__What you will do__: Would you please copy each line below that includes the string "title"?

__Data extract__:

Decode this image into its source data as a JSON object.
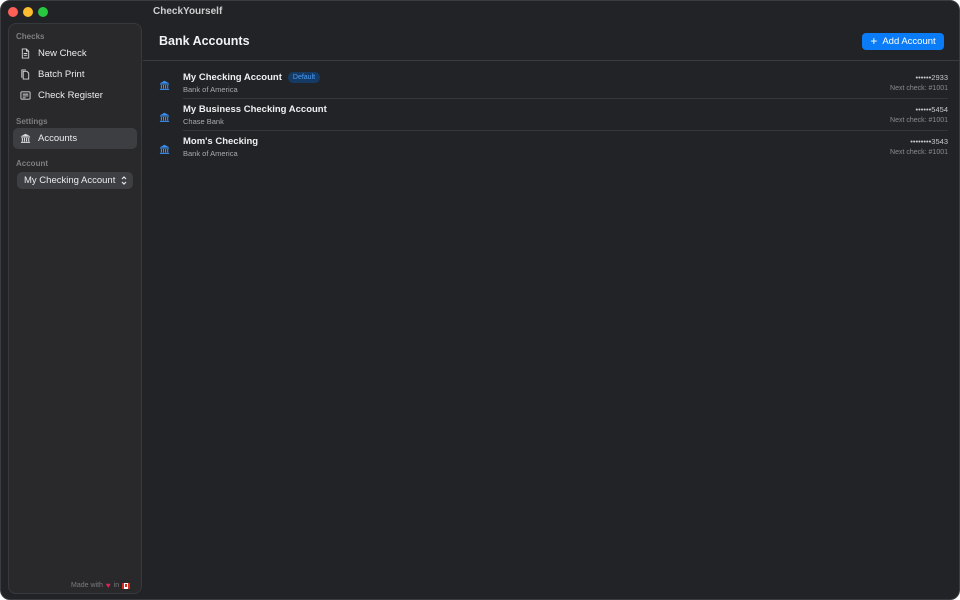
{
  "window": {
    "title": "CheckYourself"
  },
  "sidebar": {
    "sections": {
      "checks": "Checks",
      "settings": "Settings",
      "account": "Account"
    },
    "items": [
      {
        "label": "New Check",
        "icon": "document-icon"
      },
      {
        "label": "Batch Print",
        "icon": "documents-icon"
      },
      {
        "label": "Check Register",
        "icon": "list-icon"
      },
      {
        "label": "Accounts",
        "icon": "bank-icon",
        "selected": true
      }
    ],
    "account_select": {
      "value": "My Checking Account"
    },
    "footer": {
      "made_with": "Made with",
      "in": "in",
      "heart_icon": "heart-icon",
      "flag_icon": "canada-flag-icon"
    }
  },
  "main": {
    "title": "Bank Accounts",
    "add_button": "Add Account",
    "accounts": [
      {
        "name": "My Checking Account",
        "bank": "Bank of America",
        "number": "••••••2933",
        "next_check": "Next check: #1001",
        "badge": "Default"
      },
      {
        "name": "My Business Checking Account",
        "bank": "Chase Bank",
        "number": "••••••5454",
        "next_check": "Next check: #1001"
      },
      {
        "name": "Mom's Checking",
        "bank": "Bank of America",
        "number": "••••••••3543",
        "next_check": "Next check: #1001"
      }
    ]
  },
  "colors": {
    "accent": "#0a7cf7",
    "window_bg": "#212326",
    "sidebar_bg": "#29292c",
    "bank_icon": "#3b8ff0"
  }
}
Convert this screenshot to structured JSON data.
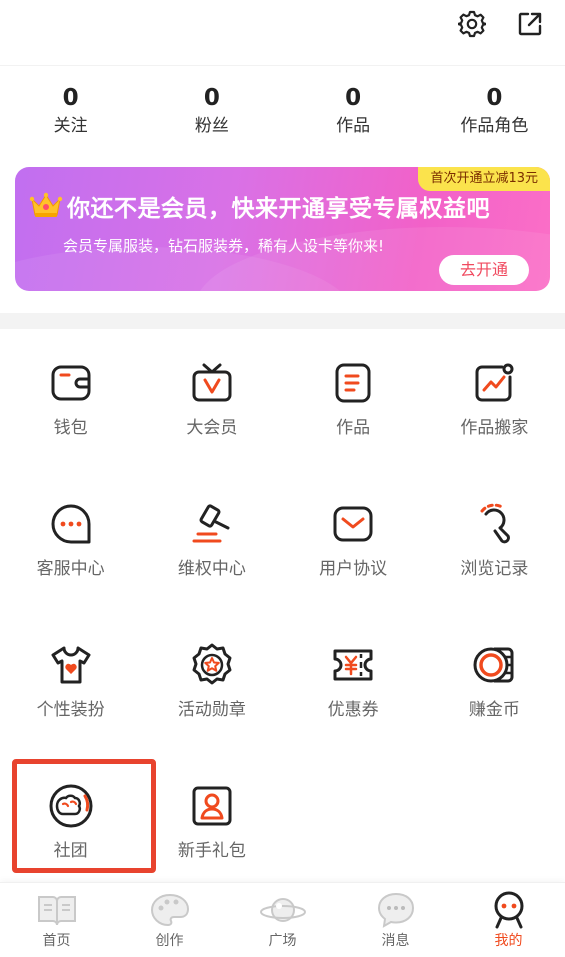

__Task output__:
    "title": "CheckYourself"
    "title": "Bank Accounts",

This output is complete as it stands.